Activity » The task calls for each line of the records below in which the word "Crédit" appears.

Data to use »
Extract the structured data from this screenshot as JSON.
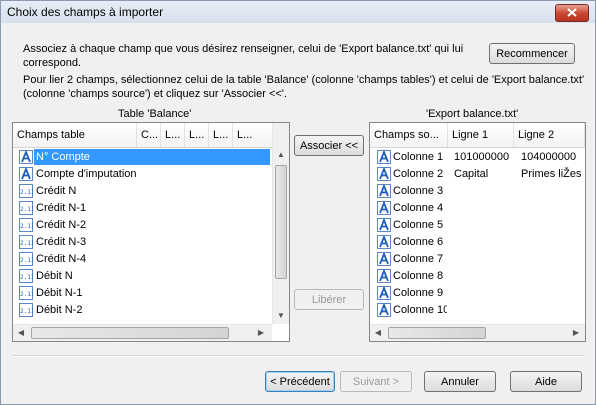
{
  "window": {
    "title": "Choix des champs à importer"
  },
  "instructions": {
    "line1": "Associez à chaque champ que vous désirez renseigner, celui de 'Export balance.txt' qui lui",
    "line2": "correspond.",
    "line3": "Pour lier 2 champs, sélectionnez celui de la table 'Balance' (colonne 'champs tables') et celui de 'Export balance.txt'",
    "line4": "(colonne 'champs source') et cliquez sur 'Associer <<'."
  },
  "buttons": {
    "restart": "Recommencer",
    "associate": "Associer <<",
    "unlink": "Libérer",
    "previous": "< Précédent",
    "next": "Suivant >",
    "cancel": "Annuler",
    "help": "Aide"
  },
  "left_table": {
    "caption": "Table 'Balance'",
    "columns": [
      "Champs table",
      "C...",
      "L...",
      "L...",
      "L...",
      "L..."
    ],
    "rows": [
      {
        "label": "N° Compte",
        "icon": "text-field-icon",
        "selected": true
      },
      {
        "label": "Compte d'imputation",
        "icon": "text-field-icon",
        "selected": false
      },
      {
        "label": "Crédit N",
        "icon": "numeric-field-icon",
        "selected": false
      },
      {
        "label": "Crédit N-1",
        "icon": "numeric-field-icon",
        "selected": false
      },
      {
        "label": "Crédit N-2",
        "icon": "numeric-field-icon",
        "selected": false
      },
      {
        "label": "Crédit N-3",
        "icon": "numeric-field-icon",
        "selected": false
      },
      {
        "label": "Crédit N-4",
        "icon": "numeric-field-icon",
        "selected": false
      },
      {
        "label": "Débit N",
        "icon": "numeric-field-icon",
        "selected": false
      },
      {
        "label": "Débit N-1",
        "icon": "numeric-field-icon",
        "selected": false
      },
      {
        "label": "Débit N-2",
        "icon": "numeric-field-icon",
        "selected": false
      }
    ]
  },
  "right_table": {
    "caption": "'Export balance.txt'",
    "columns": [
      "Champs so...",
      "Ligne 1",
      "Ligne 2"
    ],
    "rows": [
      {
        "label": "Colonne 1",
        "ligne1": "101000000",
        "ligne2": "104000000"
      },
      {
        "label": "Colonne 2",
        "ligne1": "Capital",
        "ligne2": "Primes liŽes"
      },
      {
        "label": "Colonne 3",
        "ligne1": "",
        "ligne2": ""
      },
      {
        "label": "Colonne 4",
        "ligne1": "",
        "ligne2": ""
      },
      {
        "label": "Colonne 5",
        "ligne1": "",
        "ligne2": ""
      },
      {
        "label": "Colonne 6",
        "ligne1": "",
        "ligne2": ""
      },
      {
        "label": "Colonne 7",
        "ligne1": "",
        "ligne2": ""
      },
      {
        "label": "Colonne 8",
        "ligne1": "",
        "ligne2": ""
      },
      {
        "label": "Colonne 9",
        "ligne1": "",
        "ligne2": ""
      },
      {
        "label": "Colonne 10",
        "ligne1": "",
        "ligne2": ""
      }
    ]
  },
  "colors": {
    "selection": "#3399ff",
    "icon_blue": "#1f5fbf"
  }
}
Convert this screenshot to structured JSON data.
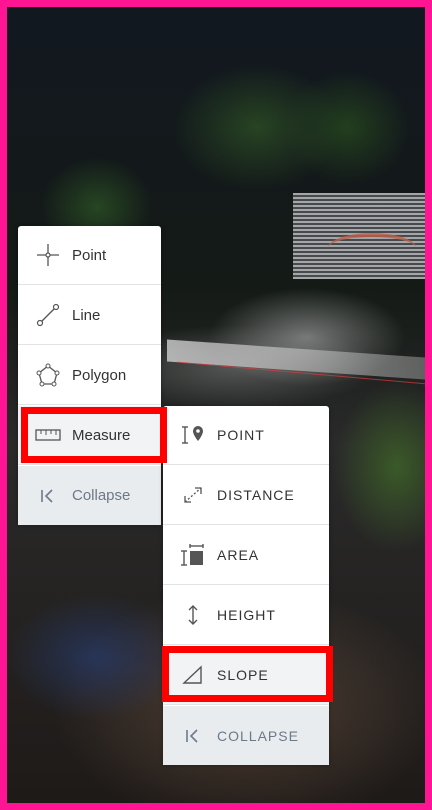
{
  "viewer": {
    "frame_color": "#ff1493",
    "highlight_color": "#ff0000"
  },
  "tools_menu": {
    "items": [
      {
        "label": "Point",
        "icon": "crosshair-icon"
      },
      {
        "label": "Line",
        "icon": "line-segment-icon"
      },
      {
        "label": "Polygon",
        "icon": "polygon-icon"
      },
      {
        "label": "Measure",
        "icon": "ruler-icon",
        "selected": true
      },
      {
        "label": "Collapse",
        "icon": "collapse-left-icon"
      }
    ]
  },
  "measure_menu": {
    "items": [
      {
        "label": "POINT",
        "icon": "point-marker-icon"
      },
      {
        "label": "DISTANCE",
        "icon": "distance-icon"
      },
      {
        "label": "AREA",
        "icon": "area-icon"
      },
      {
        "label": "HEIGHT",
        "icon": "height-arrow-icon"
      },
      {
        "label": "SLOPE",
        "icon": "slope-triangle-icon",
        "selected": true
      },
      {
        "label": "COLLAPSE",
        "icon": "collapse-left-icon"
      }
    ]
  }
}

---

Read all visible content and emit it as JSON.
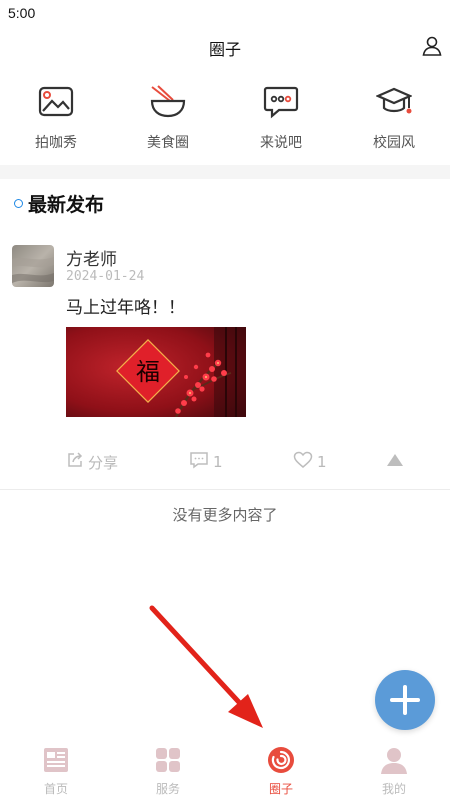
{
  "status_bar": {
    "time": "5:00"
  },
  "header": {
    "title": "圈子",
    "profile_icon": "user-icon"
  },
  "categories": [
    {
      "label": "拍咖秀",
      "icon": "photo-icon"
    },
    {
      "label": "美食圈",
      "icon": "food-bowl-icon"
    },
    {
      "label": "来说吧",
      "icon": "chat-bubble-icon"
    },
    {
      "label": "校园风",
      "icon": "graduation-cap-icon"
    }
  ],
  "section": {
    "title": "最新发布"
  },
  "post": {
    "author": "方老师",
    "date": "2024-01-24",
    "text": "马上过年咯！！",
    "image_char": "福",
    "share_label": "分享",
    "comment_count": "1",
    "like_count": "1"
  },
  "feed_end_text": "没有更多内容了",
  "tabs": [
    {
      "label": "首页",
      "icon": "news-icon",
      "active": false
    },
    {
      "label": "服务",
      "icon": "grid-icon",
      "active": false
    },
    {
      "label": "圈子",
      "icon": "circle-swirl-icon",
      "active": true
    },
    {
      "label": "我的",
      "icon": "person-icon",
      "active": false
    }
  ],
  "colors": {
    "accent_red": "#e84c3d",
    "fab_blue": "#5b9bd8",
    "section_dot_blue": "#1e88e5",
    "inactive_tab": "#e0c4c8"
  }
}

Solution for this task »
        "label": "Crédit N",
        "label": "Crédit N-1",
        "label": "Crédit N-2",
        "label": "Crédit N-3",
        "label": "Crédit N-4",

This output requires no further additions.